(Excerpts from an interface dataset)
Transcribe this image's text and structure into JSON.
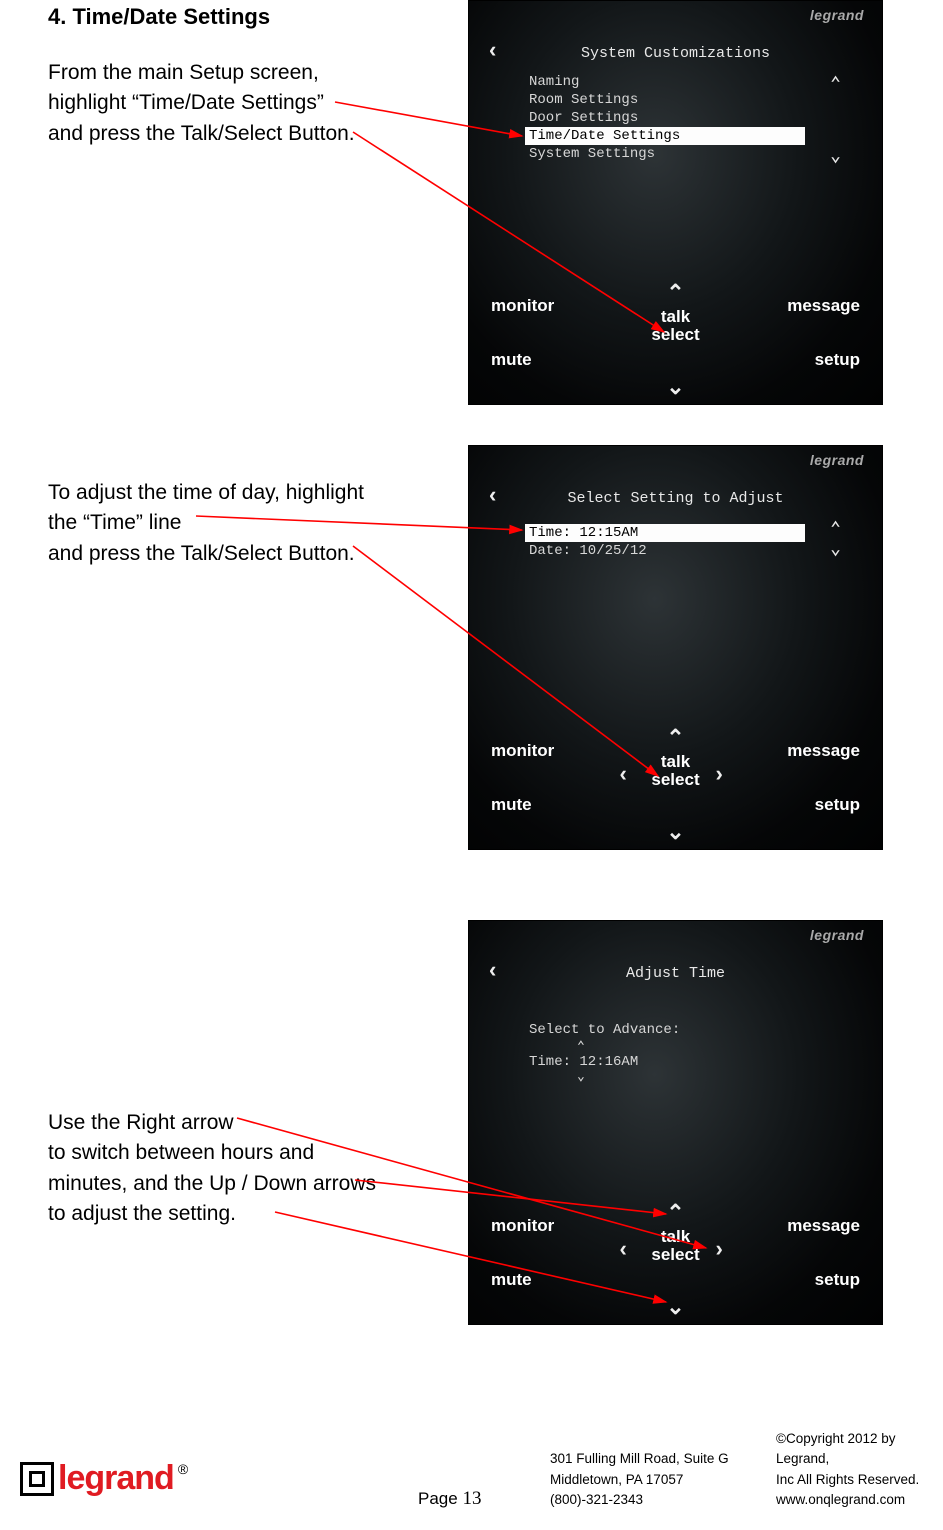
{
  "heading": "4. Time/Date Settings",
  "text_blocks": {
    "block1_l1": "From the main Setup screen,",
    "block1_l2": "highlight “Time/Date Settings”",
    "block1_l3": "and press the Talk/Select Button.",
    "block2_l1": "To adjust the time of day, highlight",
    "block2_l2": "the “Time” line",
    "block2_l3": "and press the Talk/Select Button.",
    "block3_l1": "Use the Right arrow",
    "block3_l2": "to switch between hours and",
    "block3_l3": "minutes, and the Up / Down arrows",
    "block3_l4": "to adjust the setting."
  },
  "device_brand": "legrand",
  "device1": {
    "title": "System Customizations",
    "items": [
      "Naming",
      "Room Settings",
      "Door Settings",
      "Time/Date Settings",
      "System Settings"
    ],
    "selected_index": 3
  },
  "device2": {
    "title": "Select Setting to Adjust",
    "items": [
      "Time: 12:15AM",
      "Date: 10/25/12"
    ],
    "selected_index": 0
  },
  "device3": {
    "title": "Adjust Time",
    "prompt": "Select to Advance:",
    "value": "Time: 12:16AM"
  },
  "controls": {
    "monitor": "monitor",
    "message": "message",
    "mute": "mute",
    "setup": "setup",
    "talk": "talk",
    "select": "select"
  },
  "footer": {
    "logo_text": "legrand",
    "page_label": "Page ",
    "page_number": "13",
    "address_l1": "301 Fulling Mill Road, Suite G",
    "address_l2": "Middletown, PA   17057",
    "address_l3": "(800)-321-2343",
    "copy_l1": "©Copyright 2012 by Legrand,",
    "copy_l2": "Inc All Rights Reserved.",
    "copy_l3": "www.onqlegrand.com"
  }
}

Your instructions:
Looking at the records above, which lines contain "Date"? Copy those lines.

Output below:
  "heading": "4. Time/Date Settings",
    "block1_l2": "highlight “Time/Date Settings”",
      "Time/Date Settings",
      "Date: 10/25/12"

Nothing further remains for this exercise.